▶ Excerpts from a dataset

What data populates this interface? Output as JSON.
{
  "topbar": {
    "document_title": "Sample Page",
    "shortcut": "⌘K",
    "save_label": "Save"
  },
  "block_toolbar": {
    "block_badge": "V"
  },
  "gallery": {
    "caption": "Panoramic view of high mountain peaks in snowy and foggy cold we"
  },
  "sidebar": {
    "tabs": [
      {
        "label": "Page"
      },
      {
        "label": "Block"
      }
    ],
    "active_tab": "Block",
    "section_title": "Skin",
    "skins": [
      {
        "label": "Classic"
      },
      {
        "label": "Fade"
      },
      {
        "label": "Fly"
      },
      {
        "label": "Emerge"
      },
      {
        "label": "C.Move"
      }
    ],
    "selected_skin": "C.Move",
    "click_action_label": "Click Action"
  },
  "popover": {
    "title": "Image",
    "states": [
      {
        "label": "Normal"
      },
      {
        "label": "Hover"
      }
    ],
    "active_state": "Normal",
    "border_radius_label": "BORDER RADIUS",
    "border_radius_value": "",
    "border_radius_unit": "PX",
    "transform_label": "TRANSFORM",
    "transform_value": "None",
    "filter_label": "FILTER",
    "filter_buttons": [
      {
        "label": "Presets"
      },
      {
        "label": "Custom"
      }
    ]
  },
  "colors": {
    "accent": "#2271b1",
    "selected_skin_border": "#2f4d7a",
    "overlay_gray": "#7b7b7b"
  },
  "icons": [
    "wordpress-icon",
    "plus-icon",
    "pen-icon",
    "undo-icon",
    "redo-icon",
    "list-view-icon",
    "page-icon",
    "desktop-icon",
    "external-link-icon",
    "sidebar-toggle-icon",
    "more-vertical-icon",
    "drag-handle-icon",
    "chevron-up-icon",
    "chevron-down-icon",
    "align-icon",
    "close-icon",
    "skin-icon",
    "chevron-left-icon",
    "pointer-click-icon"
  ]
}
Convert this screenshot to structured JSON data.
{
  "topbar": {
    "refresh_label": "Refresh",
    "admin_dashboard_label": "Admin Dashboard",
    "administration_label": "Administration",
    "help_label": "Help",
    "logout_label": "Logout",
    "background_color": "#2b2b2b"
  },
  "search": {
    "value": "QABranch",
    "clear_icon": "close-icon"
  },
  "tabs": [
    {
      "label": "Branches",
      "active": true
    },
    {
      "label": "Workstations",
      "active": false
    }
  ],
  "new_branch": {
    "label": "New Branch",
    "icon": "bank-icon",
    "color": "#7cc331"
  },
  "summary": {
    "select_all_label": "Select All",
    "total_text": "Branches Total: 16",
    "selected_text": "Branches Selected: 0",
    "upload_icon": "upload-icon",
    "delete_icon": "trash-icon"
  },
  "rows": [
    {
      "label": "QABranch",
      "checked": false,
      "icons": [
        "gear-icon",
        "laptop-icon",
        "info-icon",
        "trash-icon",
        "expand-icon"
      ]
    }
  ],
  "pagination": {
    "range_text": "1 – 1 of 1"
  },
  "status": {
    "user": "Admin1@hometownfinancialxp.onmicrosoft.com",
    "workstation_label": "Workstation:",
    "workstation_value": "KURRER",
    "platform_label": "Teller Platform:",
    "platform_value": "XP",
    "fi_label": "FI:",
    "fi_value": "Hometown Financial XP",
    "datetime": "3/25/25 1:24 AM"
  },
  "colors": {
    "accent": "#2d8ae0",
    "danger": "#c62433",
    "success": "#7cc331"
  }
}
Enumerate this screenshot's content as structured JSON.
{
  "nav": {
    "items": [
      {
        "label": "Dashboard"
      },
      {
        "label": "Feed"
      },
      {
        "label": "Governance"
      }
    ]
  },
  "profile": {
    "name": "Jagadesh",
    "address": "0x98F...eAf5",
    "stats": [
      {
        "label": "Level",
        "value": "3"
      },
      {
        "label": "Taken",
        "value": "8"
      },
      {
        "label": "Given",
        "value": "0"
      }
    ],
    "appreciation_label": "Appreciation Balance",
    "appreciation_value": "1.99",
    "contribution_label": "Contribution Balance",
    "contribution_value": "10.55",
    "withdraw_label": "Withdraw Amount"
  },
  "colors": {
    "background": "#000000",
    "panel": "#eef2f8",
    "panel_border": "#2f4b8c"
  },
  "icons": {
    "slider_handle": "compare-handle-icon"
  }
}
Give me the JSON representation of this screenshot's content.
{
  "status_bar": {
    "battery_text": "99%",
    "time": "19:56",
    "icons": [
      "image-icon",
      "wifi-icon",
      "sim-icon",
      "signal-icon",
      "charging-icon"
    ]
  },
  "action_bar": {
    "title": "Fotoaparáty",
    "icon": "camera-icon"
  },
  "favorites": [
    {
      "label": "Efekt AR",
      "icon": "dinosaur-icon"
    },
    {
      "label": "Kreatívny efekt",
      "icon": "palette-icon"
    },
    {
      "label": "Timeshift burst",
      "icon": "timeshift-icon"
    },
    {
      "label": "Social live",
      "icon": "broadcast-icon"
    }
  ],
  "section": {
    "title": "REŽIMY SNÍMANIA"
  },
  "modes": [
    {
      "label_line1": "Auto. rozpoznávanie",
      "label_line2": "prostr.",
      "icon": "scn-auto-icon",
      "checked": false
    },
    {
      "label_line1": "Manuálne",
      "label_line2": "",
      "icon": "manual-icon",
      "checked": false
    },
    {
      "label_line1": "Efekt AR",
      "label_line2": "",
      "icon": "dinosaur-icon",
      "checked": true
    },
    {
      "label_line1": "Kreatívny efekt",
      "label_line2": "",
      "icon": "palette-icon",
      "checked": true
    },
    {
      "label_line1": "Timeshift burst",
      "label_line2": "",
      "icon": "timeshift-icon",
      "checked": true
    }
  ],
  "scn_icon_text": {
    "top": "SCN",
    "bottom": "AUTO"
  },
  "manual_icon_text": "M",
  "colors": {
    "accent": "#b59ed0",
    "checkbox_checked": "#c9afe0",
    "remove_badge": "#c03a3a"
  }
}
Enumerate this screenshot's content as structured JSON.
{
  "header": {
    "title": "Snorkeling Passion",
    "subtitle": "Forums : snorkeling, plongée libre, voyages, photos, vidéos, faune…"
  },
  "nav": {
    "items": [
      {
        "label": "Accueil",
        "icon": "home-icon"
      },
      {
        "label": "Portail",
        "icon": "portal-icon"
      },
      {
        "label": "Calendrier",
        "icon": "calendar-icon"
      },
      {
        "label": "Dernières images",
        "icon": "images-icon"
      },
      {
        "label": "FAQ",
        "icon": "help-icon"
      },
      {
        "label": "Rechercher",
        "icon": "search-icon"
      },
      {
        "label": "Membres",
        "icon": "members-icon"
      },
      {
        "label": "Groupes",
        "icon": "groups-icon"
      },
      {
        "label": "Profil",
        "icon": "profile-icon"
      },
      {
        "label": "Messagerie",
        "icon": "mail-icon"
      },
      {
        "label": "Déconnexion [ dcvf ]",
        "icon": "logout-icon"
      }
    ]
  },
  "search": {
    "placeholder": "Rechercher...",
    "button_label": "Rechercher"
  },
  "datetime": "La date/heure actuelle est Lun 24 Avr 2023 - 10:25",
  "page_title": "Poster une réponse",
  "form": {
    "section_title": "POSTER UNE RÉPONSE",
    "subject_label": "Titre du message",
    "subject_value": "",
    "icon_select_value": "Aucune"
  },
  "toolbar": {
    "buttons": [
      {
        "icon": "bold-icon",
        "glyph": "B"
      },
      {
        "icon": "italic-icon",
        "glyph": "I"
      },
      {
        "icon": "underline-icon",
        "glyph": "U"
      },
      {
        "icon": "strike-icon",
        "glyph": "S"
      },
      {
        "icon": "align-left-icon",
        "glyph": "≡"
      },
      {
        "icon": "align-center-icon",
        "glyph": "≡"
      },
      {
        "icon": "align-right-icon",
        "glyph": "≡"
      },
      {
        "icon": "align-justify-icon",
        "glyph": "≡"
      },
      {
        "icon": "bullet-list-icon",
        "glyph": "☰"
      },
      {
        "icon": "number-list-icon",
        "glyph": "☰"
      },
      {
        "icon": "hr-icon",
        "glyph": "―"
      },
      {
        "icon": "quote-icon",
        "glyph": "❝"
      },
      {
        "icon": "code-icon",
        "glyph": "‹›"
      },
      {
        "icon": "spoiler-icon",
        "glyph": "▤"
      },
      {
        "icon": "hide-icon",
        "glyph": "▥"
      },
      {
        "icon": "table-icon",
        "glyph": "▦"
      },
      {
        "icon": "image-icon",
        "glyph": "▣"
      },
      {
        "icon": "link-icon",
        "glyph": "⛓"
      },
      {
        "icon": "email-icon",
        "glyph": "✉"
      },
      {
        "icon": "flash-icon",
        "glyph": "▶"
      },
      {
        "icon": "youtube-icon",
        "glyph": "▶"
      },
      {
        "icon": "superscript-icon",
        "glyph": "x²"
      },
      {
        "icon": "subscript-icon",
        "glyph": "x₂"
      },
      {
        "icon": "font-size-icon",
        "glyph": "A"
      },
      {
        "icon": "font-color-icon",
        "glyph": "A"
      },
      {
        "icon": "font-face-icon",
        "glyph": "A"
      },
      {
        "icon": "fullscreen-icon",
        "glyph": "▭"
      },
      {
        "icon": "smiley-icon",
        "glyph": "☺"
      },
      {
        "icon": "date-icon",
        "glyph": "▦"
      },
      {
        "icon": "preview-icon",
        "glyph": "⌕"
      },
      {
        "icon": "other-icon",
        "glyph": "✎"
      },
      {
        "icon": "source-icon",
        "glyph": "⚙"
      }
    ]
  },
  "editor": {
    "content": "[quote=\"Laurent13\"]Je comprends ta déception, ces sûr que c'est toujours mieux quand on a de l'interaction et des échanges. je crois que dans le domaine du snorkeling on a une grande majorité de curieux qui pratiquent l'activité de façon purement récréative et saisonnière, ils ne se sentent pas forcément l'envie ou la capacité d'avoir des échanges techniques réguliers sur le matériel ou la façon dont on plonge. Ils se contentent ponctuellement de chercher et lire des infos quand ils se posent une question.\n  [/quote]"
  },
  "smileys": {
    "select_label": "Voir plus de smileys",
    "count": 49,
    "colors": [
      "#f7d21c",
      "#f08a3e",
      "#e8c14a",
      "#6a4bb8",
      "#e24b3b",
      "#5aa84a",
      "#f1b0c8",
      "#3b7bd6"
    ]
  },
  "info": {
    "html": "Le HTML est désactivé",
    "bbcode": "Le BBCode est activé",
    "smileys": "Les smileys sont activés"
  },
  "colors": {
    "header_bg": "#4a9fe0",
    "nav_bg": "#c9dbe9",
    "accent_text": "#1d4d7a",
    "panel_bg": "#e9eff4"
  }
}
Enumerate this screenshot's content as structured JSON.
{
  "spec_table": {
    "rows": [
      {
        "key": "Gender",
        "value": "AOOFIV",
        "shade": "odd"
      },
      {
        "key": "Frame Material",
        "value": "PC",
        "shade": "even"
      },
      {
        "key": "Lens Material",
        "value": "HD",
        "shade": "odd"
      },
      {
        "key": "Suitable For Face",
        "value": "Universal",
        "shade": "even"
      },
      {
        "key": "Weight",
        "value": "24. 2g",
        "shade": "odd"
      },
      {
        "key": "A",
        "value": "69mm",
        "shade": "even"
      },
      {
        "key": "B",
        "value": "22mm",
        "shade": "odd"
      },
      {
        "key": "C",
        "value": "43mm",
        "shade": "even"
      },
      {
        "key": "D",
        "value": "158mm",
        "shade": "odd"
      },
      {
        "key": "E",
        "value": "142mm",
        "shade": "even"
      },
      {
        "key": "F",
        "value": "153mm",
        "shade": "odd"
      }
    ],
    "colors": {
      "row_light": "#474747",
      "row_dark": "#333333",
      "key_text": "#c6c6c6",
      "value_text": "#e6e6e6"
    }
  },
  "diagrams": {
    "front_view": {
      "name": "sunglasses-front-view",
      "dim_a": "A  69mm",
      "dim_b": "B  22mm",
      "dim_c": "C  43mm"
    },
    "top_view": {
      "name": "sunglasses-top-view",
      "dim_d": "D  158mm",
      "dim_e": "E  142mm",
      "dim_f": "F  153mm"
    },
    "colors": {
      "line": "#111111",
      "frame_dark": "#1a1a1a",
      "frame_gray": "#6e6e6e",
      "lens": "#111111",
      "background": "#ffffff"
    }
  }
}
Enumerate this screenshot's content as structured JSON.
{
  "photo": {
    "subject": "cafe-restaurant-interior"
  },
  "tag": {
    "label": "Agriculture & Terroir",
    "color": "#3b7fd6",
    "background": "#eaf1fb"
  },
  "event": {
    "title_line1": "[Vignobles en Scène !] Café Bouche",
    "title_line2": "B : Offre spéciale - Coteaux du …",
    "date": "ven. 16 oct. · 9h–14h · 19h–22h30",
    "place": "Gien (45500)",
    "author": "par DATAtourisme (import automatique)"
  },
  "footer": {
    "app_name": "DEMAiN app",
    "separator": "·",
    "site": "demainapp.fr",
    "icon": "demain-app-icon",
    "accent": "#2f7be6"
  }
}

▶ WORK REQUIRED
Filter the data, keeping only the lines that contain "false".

▶ ANSWER TO THIS EXERCISE
      "active": false
      "checked": false,
      "checked": false
      "checked": false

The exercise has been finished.